Search term "text": please copy every line of the records below that contains it.
[Data to examine — start]
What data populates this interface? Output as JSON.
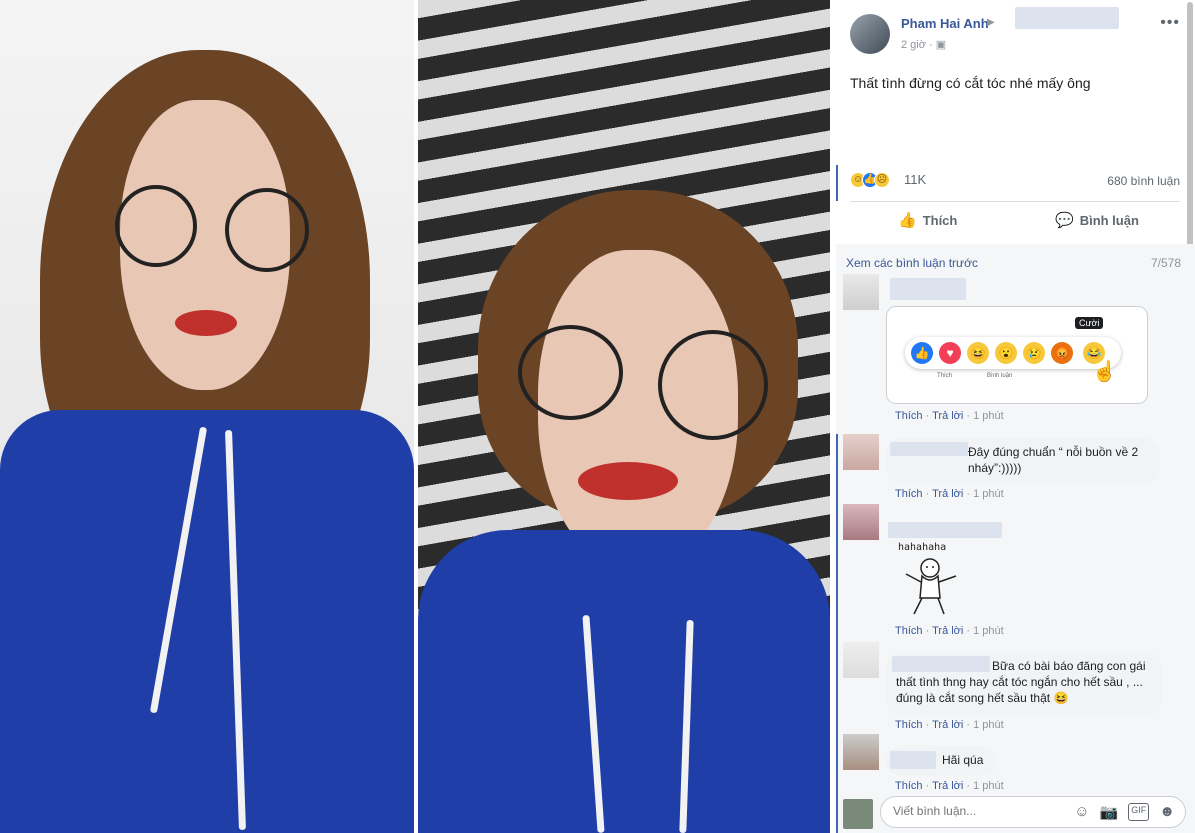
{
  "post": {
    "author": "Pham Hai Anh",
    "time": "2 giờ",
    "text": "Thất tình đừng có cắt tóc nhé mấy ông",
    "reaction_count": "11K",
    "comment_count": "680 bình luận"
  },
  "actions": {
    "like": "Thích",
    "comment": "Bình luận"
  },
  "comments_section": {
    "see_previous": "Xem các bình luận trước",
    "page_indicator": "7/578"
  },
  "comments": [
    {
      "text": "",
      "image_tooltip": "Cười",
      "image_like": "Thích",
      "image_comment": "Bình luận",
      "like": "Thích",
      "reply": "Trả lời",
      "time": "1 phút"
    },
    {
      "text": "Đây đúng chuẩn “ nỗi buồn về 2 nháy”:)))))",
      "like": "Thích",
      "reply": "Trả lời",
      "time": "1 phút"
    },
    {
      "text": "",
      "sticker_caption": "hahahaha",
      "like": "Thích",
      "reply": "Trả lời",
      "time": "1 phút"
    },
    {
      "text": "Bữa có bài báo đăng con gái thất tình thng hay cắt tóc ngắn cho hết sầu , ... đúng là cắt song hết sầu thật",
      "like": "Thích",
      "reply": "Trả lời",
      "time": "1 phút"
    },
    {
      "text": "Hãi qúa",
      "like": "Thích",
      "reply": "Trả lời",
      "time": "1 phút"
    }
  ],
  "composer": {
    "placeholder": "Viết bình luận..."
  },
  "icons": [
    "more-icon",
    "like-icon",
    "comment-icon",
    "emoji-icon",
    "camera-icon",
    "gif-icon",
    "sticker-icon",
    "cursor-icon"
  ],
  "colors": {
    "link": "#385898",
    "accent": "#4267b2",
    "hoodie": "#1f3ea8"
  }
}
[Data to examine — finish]
## [Answer section]
    "text": "Thất tình đừng có cắt tóc nhé mấy ông",
      "text": "",
      "text": "Đây đúng chuẩn “ nỗi buồn về 2 nháy”:)))))",
      "text": "",
      "text": "Bữa có bài báo đăng con gái thất tình thng hay cắt tóc ngắn cho hết sầu , ... đúng là cắt song hết sầu thật",
      "text": "Hãi qúa",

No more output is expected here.